Politico reports that the troubled alliance between Donald Trump’s social media start-up and the organization behind the SPAC that would make it public is on the verge of dissolving permanently as potential investors either back out of their plans to fund it or demand a higher return on their investment.
The proposed deal, which was supposed to inject over a billion dollars into the struggling startup before it went public but may now fall apart on its own, is at issue.
According to salon Declan Harty, if investors are expected to park their money in a business deal that has been struggling since its inception, they now want a bigger part of the action.
Reporting, “The group of more than three dozen investors who had planned to put $1 billion into the company have begun to waver as bad news keeps piling up around the deal,” Harty wrote, “The hedge funds, trading firms and other major backers are questioning whether the financial riches that first attracted them to the transaction are still strong enough to hold their interest in a deal fraught with troubles, according to four investors who asked not to be named.
Negotiations have been ongoing as some investors seek bigger potential profits in exchange for following through on commitments to put hundreds of millions of dollars into the venture.” Investment analysts are raising the alarm because the company has a cloud over it due to an SEC investigation and its inability to pay its bills.
According to Kristi Marvin, of data research company SPACInsider, “This deal has taken more left turns than a doorknob.
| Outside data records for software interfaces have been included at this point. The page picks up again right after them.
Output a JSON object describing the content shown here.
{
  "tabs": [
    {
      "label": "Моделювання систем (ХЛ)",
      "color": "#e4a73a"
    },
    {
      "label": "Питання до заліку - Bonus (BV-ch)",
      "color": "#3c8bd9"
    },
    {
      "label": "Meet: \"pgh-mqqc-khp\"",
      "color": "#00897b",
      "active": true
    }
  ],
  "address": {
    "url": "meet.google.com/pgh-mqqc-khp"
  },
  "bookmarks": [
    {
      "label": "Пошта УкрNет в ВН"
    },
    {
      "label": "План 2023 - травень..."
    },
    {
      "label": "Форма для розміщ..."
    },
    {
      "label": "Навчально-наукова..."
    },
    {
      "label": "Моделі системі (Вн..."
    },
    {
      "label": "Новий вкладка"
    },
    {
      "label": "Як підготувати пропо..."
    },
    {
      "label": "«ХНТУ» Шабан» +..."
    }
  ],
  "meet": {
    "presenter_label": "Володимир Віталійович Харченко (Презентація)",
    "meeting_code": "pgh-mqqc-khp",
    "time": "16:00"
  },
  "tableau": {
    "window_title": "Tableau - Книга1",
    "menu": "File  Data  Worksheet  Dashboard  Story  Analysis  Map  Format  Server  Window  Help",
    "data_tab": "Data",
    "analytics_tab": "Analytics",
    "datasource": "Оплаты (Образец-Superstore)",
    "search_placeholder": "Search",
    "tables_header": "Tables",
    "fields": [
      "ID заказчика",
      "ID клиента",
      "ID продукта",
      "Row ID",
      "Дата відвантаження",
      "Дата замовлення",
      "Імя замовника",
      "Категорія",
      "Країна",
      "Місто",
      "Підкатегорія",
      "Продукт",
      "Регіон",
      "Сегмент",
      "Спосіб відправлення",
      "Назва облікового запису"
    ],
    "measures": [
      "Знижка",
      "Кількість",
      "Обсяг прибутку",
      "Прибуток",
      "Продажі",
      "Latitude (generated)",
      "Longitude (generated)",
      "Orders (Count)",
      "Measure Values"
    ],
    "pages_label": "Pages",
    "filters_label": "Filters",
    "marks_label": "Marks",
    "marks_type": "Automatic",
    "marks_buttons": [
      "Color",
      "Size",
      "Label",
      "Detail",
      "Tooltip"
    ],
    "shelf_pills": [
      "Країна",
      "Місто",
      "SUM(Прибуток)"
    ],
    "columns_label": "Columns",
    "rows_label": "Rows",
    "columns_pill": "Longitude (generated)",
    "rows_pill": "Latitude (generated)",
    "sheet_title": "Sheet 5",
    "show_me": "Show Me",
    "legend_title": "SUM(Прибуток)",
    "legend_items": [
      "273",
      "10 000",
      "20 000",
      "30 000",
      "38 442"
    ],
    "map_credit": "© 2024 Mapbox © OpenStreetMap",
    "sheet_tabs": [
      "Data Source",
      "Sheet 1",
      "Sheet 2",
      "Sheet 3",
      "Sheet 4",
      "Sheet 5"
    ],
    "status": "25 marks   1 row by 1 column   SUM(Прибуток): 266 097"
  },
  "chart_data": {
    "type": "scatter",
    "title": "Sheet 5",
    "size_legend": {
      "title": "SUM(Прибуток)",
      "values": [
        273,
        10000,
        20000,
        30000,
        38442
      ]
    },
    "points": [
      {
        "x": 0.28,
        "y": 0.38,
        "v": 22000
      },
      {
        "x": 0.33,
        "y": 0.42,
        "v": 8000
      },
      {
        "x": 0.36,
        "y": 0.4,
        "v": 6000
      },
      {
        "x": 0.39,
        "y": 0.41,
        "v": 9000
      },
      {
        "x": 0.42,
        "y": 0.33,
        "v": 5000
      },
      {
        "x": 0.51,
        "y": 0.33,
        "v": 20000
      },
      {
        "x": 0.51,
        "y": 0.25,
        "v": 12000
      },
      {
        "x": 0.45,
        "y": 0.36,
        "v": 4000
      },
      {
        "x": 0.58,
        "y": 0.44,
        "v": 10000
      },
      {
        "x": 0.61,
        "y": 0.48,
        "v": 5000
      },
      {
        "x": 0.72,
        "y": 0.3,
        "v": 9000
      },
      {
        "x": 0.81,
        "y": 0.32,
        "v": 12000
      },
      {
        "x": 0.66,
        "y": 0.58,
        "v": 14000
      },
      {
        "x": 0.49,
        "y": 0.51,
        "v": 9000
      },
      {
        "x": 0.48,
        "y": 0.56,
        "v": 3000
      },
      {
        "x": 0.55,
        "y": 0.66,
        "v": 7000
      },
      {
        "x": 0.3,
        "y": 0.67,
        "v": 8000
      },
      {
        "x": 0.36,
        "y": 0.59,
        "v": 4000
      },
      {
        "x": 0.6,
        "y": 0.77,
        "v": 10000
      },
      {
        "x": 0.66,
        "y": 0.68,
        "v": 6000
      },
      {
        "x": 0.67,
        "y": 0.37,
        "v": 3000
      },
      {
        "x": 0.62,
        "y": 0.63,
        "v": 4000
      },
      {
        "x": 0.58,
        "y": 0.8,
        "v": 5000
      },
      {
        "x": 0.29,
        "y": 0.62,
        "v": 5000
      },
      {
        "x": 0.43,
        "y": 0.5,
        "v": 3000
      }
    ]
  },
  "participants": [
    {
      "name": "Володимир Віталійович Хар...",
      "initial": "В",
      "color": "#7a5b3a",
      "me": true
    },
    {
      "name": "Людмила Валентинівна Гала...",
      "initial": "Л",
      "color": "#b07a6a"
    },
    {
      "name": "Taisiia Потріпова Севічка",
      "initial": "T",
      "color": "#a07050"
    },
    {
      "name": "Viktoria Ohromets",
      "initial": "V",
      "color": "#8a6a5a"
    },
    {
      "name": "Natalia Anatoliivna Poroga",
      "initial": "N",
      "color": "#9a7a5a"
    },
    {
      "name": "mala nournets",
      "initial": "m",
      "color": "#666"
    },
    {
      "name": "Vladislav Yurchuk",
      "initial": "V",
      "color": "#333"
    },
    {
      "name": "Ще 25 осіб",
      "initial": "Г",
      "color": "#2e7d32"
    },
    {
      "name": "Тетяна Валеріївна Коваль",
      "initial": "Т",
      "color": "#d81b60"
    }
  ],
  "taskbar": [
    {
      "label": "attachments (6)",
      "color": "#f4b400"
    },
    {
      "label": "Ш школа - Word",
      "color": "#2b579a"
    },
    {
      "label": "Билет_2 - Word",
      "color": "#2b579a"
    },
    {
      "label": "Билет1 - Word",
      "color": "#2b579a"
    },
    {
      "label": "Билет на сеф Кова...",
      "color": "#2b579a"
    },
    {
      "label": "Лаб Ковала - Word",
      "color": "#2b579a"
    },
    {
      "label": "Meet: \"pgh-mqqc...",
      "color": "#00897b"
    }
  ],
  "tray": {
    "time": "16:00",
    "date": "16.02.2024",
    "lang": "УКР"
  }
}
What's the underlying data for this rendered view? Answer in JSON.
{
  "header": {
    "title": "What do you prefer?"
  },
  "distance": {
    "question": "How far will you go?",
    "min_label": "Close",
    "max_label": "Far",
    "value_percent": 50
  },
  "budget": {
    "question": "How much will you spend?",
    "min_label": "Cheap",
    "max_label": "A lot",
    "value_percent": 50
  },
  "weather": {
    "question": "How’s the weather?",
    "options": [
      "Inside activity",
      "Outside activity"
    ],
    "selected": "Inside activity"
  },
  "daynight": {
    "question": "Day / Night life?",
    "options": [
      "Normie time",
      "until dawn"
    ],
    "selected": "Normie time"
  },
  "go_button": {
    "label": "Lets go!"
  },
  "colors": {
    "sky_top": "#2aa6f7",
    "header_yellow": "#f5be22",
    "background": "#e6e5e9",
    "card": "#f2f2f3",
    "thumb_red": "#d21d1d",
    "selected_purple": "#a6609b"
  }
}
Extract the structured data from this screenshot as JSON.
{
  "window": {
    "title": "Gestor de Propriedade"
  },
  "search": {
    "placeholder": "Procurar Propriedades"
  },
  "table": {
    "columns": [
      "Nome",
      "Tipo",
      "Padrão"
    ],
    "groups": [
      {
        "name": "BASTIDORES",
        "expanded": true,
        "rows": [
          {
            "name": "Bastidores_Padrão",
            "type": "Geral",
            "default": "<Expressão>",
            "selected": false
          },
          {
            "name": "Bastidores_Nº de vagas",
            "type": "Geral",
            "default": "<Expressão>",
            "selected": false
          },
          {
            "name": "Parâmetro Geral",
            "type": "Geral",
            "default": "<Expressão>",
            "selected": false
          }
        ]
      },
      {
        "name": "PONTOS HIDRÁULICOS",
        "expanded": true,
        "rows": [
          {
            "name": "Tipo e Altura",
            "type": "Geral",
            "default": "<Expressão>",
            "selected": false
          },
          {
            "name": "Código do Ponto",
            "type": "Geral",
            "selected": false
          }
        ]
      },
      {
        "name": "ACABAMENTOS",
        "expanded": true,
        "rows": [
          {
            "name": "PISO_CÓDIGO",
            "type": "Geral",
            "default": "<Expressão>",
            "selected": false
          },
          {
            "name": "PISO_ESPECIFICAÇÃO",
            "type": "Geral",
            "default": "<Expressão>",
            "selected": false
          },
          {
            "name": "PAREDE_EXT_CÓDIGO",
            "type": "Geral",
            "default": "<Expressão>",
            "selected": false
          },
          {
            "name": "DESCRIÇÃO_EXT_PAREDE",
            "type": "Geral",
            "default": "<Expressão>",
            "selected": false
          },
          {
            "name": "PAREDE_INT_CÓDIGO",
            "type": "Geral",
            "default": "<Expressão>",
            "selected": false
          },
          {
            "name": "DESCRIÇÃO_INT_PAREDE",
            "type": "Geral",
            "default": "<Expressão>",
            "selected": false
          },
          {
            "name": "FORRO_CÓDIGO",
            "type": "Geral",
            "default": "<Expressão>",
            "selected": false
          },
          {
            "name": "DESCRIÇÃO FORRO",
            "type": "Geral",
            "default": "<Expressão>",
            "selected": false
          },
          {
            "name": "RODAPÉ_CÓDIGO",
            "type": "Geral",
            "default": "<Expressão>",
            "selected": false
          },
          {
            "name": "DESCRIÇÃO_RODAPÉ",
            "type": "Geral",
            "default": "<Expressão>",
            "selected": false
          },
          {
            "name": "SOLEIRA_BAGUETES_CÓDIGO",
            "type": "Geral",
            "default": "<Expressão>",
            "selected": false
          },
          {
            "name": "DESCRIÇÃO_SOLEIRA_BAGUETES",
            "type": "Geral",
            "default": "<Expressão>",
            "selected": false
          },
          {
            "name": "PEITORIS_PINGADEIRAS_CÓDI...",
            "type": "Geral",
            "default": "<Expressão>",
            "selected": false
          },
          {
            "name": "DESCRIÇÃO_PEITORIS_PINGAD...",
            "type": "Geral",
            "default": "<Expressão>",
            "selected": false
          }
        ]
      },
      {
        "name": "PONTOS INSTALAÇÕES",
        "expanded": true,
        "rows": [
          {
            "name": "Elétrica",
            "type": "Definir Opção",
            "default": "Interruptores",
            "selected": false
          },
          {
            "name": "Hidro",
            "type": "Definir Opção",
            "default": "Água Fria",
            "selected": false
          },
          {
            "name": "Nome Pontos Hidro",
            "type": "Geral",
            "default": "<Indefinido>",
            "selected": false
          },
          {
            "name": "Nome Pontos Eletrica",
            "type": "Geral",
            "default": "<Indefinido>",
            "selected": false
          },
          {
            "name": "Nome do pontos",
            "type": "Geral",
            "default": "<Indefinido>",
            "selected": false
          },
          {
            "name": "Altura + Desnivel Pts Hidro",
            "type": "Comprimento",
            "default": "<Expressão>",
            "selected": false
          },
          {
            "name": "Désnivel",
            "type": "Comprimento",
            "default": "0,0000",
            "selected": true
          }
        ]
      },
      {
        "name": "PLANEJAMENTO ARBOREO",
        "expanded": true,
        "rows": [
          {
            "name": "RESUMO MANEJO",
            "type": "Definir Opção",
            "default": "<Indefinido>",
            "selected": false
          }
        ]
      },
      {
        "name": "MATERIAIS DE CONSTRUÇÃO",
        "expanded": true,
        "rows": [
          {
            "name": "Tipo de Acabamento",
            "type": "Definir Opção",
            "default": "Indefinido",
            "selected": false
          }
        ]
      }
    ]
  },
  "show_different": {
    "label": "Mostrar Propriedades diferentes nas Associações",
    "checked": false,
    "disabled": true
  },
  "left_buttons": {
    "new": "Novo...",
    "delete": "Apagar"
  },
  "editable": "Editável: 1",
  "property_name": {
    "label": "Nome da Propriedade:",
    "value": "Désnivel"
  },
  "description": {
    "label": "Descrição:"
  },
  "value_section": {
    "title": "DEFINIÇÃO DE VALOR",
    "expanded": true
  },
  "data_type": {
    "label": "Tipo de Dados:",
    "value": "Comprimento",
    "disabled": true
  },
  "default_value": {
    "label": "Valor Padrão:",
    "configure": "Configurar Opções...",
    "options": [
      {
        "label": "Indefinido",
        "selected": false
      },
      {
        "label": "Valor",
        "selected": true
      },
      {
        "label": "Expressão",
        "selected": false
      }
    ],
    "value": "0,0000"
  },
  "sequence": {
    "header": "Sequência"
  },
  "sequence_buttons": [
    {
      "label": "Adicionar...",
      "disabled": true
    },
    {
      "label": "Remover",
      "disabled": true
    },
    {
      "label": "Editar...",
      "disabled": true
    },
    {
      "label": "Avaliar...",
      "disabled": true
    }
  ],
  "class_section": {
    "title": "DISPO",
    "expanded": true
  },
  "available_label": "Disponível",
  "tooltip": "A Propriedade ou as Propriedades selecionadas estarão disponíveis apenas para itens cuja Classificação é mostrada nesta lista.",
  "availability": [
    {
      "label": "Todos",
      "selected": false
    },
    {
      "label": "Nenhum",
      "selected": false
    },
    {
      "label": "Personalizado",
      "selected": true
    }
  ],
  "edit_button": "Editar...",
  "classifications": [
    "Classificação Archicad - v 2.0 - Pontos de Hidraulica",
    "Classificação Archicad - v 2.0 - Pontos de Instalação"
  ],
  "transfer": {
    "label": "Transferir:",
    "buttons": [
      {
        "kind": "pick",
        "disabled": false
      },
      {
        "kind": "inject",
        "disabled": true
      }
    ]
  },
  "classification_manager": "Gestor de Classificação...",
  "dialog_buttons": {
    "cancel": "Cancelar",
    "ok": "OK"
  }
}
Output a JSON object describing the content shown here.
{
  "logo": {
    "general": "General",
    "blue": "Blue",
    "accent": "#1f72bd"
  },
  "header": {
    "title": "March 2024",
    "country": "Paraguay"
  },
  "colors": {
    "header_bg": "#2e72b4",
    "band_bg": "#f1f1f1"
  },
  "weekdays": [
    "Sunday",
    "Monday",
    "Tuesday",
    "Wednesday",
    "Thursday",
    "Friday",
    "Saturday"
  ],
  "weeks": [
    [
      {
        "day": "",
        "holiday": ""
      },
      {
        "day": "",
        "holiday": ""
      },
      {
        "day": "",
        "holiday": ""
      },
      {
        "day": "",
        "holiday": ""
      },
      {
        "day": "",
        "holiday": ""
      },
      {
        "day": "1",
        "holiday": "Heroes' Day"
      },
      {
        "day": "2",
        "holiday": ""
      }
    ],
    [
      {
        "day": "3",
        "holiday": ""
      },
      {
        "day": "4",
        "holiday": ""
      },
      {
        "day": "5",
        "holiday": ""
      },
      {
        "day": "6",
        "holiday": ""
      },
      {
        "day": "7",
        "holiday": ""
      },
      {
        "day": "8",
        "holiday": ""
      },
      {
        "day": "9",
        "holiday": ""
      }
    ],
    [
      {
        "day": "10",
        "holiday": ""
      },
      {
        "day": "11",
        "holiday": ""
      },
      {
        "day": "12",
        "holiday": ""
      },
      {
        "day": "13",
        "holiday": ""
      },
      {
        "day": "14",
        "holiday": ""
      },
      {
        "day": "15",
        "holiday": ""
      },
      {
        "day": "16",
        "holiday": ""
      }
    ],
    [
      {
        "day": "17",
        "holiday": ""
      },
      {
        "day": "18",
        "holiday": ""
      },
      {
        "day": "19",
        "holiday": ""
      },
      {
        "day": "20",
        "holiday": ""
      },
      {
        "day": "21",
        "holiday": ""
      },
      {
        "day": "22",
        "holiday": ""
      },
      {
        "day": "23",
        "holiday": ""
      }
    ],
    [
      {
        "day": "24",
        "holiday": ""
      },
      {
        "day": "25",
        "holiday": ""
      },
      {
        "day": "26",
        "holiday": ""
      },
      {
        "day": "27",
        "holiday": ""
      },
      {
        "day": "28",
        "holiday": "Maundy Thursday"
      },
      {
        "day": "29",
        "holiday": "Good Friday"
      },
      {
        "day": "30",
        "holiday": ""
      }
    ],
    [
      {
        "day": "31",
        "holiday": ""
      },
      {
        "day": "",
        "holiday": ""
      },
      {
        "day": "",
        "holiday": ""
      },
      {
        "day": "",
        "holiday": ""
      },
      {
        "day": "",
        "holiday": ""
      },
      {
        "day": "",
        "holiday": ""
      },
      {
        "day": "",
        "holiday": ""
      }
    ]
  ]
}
Now, it’s just got so much hair on it.”
Writing, “Eleven months ago, Trump Media & Technology Group unveiled plans to merge with a company called Digital World Acquisition Corp. in a SPAC deal,” Harty added, “At stake for Trump and his startup — the company behind conservative social media app Truth Social — is hundreds of millions of dollars, marking the latest blow to the former president’s business empire since he left office.”
The Politico report adds that one potential investor told them on the condition of anonymity, “that they do not expect to get back into the deal, adding that they had remorse about doing it, to begin with considering the former president’s involvement. The investor said that much of the interest in the deal has revolved around the economics of it, with many set to profit from huge windfalls should it go through.”